"The Making of a Gay and Lesbian Community'' begins with a preface. ''The people who appear in this film should not be presumed to be homosexual'' - pause - ''or heterosexual.'' This is a nice touch, a suggestion of what the documentary film is trying to do. In giving us a contemporary history of homosexuals in America, it says they are not really different.
The film - made by John Scagliotti, Greta Schiller and Robert Rosenberg, with partial financing from the Corporation for Public Broadcasting, the New York Council for the Humanities, and the New York Council on the Arts - adroitly mixes old newsreel and film footage, interviews and even home movies. It opens today at Waverly 1.
The Stonewall in the title refers to the Greenwich Village bar raided by the police on June 27, 1969. The homosexual patrons resisted. A riot broke out. The incident is sometimes acclaimed as the birth of the homosexual rights movement.
Nonetheless, as the documentary makes abundantly clear, social change began long before that. Women joined the labor force in large numbers in World War II, which released them from old ways of life. Male homosexuals, meanwhile, found common cause in the military. After the war, homosexual communities were formed as part of the population shift to the cities.
In sometimes moving interviews, homosexuals talk about what they found. ''I was in a room with 12 other lesbians for the first time in my life,'' a woman says, joyously recalling a meeting of the Daughters of Bilitis, ''and, oh, what a thrill that was!'' On screen, her happiness, even if it is in retrospect, is contagious.
''Before Stonewall'' touches an earlier era, too. ''I do more bothering now with straight people than I ever did in my life,'' an elderly woman says. She talks of Harlem nightclubs in the 1920's. An elderly man, spare and elegant, remembers the period differently. It was the ''world of the demimondaine - the people who would be out at night with no good place to go.'' The euphemism for homosexuality then, he says, was ''temperamental.''
A contemporary of his says that he ''can never remember a time when homosexuality wasn't a dirty word.'' On the other hand, ''Before Stonewall'' does make it clear that it is far less of a dirty word than it used to be. It is a cheerful message, and it befits ''Before Stonewall,'' a modest and intelligent film. Contemporary History BEFORE STONEWALL, a documentary produced by Greta Schiller, Robert Rosenberg and John Scagliotti for Before Stonewall, Inc., in association with the Center for the Study of Filmed History; released by David Whitten Promotions. At Waverly 1, Avenue of the Americas at Third Street.
New York Times Review
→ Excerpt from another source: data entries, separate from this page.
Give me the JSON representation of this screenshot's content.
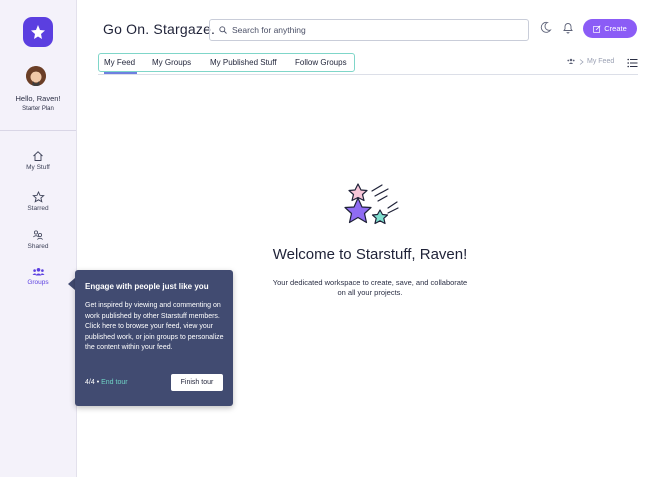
{
  "app": {
    "title": "Go On. Stargaze."
  },
  "sidebar": {
    "greeting": "Hello, Raven!",
    "plan": "Starter Plan",
    "items": [
      {
        "label": "My Stuff",
        "icon": "home-icon"
      },
      {
        "label": "Starred",
        "icon": "star-icon"
      },
      {
        "label": "Shared",
        "icon": "shared-users-icon"
      },
      {
        "label": "Groups",
        "icon": "groups-icon",
        "active": true
      }
    ]
  },
  "search": {
    "placeholder": "Search for anything",
    "value": ""
  },
  "header": {
    "create_label": "Create"
  },
  "tabs": [
    {
      "label": "My Feed",
      "active": true
    },
    {
      "label": "My Groups"
    },
    {
      "label": "My Published Stuff"
    },
    {
      "label": "Follow Groups"
    }
  ],
  "breadcrumb": {
    "current": "My Feed"
  },
  "main": {
    "welcome": "Welcome to Starstuff, Raven!",
    "description": "Your dedicated workspace to create, save, and collaborate on all your projects."
  },
  "tour": {
    "title": "Engage with people just like you",
    "body": "Get inspired by viewing and commenting on work published by other Starstuff members. Click here to browse your feed, view your published work, or join groups to personalize the content within your feed.",
    "step": "4/4",
    "bullet": "•",
    "end_label": "End tour",
    "finish_label": "Finish tour"
  },
  "colors": {
    "accent": "#5b3fe0",
    "create_button": "#8b5cf6",
    "tooltip_bg": "#414b71",
    "tab_highlight": "#7fd6c9",
    "end_tour_link": "#6fd3c5"
  }
}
"The groundbreaking Before Stonewall offers a kaleidoscopic array of photographs, films, and songs that offer testimony to the presence of a thriving gay subculture"
Festival & Awards
Emmys - 1987
Emmy Award Best Historical/Cultural Program